On 'Dynasty', Pamela played Claudia, "I never considered Claudia a basket case. I think that anyone going through some emotional stress, no matter how ill-defined it is, doesn’t see themselves that way. I felt playing her that everything she did was justified and logical: it all made sense to her – and to me in playing her. In terms of the fantasy that this show has, she was probably the most identifiable character. She wasn’t someone who was so rich and had a sense of values that no one could relate to. The tenor of the mail I was getting was very supportive."
However "she (Claudia) won’t live happily ever after though. No one ever does in 'Dynasty'. The real strength of the show is that people like watching another family suffer, especially when times are bad. And the fact they suffer on a grander scale, makes it even more acceptable. The whole of 'Dynasty' revolves around sexual relationships and money. I would rather my children had a curiosity about life than about death which is what all the violence on most TV shows brings."
In 1978, Pamela starred in "that 3-letter word" show, 'W.E.B'. "In the trade, web means network," it was mentioned. It was the height of the Women's Liberation Movement. Pamela played an ambitious 29-year-old TV executive at the make-believe TV network Trans-Atlantic Broadcasting Company. Pamela made known, "I can't answer for how the women of America are going to react to this ('W.E.B'). I'm not hyping the women's cause, though. This show ('W.E.B') just portrays one woman dealing realistically with situations."
Lin Bolen was in charge of daytime programming at NBC until 1976 because "there were certain power struggles which I sort of became involved in." Lin created 'W.E.B'. She told the Pittsburgh Press television and radio editor Barbara Holsopple, "This series is true to the inside workings of the networks. After all, I lived it and I know the inner workings. Most of the stories are taken directly from my experiences. Of course they've been changed and dramatized, but the essentials are true.
"I had to learn on the job. I spent the first year feeling as if I was hanging on a cliff by my fingernails. I rose in that corporation because I worked my tail off. I went to work for them because I wanted to make myself a credible program packager. When it became too political for me, I moved on. But it was my decision to take a walk. The network actually offered me an enormous empire as well as a lot of money to stay. Yes, I'm an outrageous person. I stand on chairs and scream. I'm not afraid to say what I think to anyone. I care about my projects and I'm not going to let anyone walk away with them."

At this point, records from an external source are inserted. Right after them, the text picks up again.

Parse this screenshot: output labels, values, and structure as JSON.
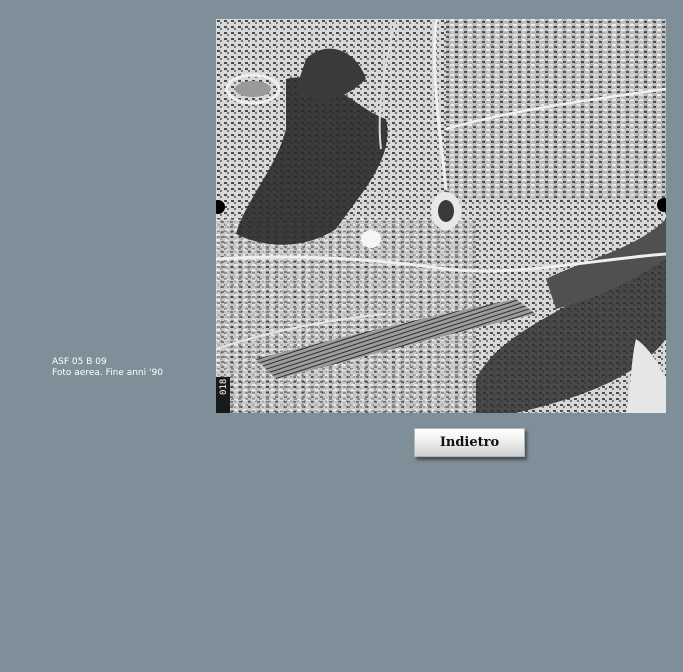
{
  "caption": {
    "line1": "ASF 05 B 09",
    "line2": "Foto aerea. Fine anni '90"
  },
  "photo": {
    "alt": "",
    "frame_label": "018"
  },
  "back_button": {
    "label": "Indietro"
  },
  "colors": {
    "background": "#7f8f99",
    "button_text": "#111111"
  }
}
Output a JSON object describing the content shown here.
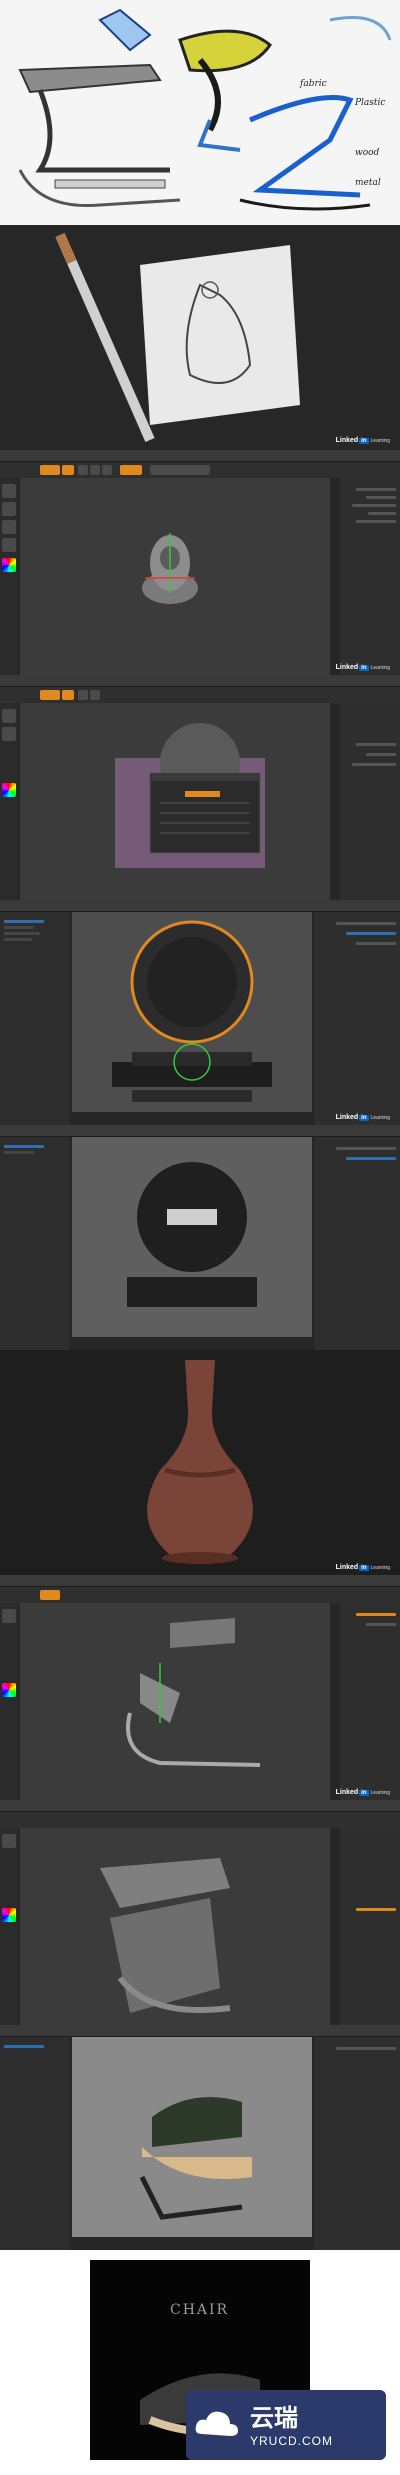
{
  "watermark": {
    "brand_cn": "云瑞",
    "domain": "YRUCD.COM"
  },
  "linkedin_badge": {
    "prefix": "Linked",
    "suffix": "in",
    "learning": "Learning"
  },
  "sketch_panel": {
    "labels": [
      "fabric",
      "Plastic",
      "wood",
      "metal"
    ]
  },
  "colors": {
    "accent_orange": "#e08a1e",
    "selection_blue": "#2d6fb0",
    "linkedin_blue": "#0a66c2"
  },
  "icons": [
    "pencil-icon",
    "color-picker-icon",
    "shelf-tool-icon"
  ],
  "render_panel_caption": "CHAIR"
}
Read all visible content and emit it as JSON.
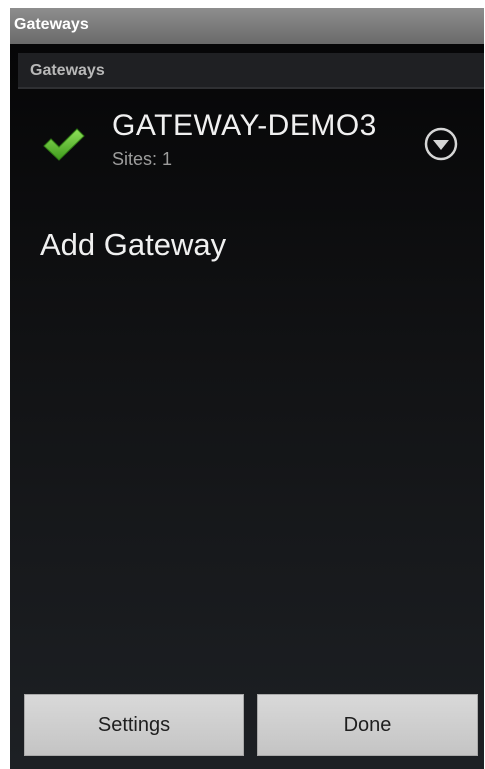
{
  "window": {
    "title": "Gateways"
  },
  "section": {
    "header": "Gateways"
  },
  "gateways": [
    {
      "name": "GATEWAY-DEMO3",
      "subtitle": "Sites: 1",
      "status_icon": "checkmark-icon",
      "expand_icon": "chevron-down-circle-icon"
    }
  ],
  "actions": {
    "add_gateway_label": "Add Gateway"
  },
  "buttons": {
    "settings_label": "Settings",
    "done_label": "Done"
  },
  "colors": {
    "check_green": "#5cbf2a",
    "title_bar": "#7a7a7a",
    "button_face": "#cfcfcf",
    "background_dark": "#0e0f11"
  }
}
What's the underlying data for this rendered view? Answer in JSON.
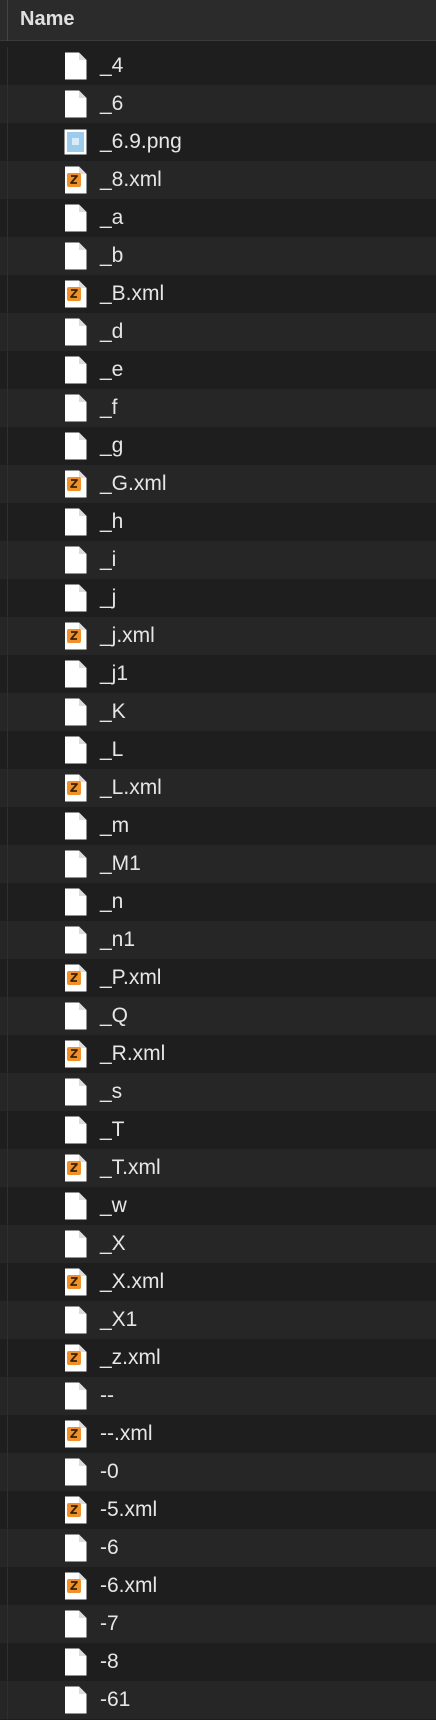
{
  "header": {
    "name_label": "Name"
  },
  "files": [
    {
      "name": "_4",
      "icon": "document-icon"
    },
    {
      "name": "_6",
      "icon": "document-icon"
    },
    {
      "name": "_6.9.png",
      "icon": "image-file-icon"
    },
    {
      "name": "_8.xml",
      "icon": "xml-file-icon"
    },
    {
      "name": "_a",
      "icon": "document-icon"
    },
    {
      "name": "_b",
      "icon": "document-icon"
    },
    {
      "name": "_B.xml",
      "icon": "xml-file-icon"
    },
    {
      "name": "_d",
      "icon": "document-icon"
    },
    {
      "name": "_e",
      "icon": "document-icon"
    },
    {
      "name": "_f",
      "icon": "document-icon"
    },
    {
      "name": "_g",
      "icon": "document-icon"
    },
    {
      "name": "_G.xml",
      "icon": "xml-file-icon"
    },
    {
      "name": "_h",
      "icon": "document-icon"
    },
    {
      "name": "_i",
      "icon": "document-icon"
    },
    {
      "name": "_j",
      "icon": "document-icon"
    },
    {
      "name": "_j.xml",
      "icon": "xml-file-icon"
    },
    {
      "name": "_j1",
      "icon": "document-icon"
    },
    {
      "name": "_K",
      "icon": "document-icon"
    },
    {
      "name": "_L",
      "icon": "document-icon"
    },
    {
      "name": "_L.xml",
      "icon": "xml-file-icon"
    },
    {
      "name": "_m",
      "icon": "document-icon"
    },
    {
      "name": "_M1",
      "icon": "document-icon"
    },
    {
      "name": "_n",
      "icon": "document-icon"
    },
    {
      "name": "_n1",
      "icon": "document-icon"
    },
    {
      "name": "_P.xml",
      "icon": "xml-file-icon"
    },
    {
      "name": "_Q",
      "icon": "document-icon"
    },
    {
      "name": "_R.xml",
      "icon": "xml-file-icon"
    },
    {
      "name": "_s",
      "icon": "document-icon"
    },
    {
      "name": "_T",
      "icon": "document-icon"
    },
    {
      "name": "_T.xml",
      "icon": "xml-file-icon"
    },
    {
      "name": "_w",
      "icon": "document-icon"
    },
    {
      "name": "_X",
      "icon": "document-icon"
    },
    {
      "name": "_X.xml",
      "icon": "xml-file-icon"
    },
    {
      "name": "_X1",
      "icon": "document-icon"
    },
    {
      "name": "_z.xml",
      "icon": "xml-file-icon"
    },
    {
      "name": "--",
      "icon": "document-icon"
    },
    {
      "name": "--.xml",
      "icon": "xml-file-icon"
    },
    {
      "name": "-0",
      "icon": "document-icon"
    },
    {
      "name": "-5.xml",
      "icon": "xml-file-icon"
    },
    {
      "name": "-6",
      "icon": "document-icon"
    },
    {
      "name": "-6.xml",
      "icon": "xml-file-icon"
    },
    {
      "name": "-7",
      "icon": "document-icon"
    },
    {
      "name": "-8",
      "icon": "document-icon"
    },
    {
      "name": "-61",
      "icon": "document-icon"
    }
  ],
  "colors": {
    "background": "#1e1e1e",
    "row_alt": "#262626",
    "header_bg": "#2b2b2b",
    "text": "#e6e6e6",
    "xml_badge": "#f0902a",
    "png_badge": "#8fc6e8"
  }
}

Of 'W.E.B', Pamela remembered, ". . . I was in every scene, every frame, day in day out. It was too much responsibility. 'Dynasty', on the other hand, is a delight. It's the best of both worlds for me: I'm working on a show that's giving me tremendous exposure, and I only have to work a few days a week. The level of what you're able to do on TV in terms of acting is pretty restricted anyway, so to be able to do it a few days a week and still have a life is all right."
Of those decades between the 1950s and 1980s, Diahann noted, "Those 30 years have seen tremendous changes in the workforce. In the old days, the only women I saw in this business were in the make-up, hairdressing and wardrobe departments. Now I'm surrounded by women executives, writers, directors, producers and even women stagehands."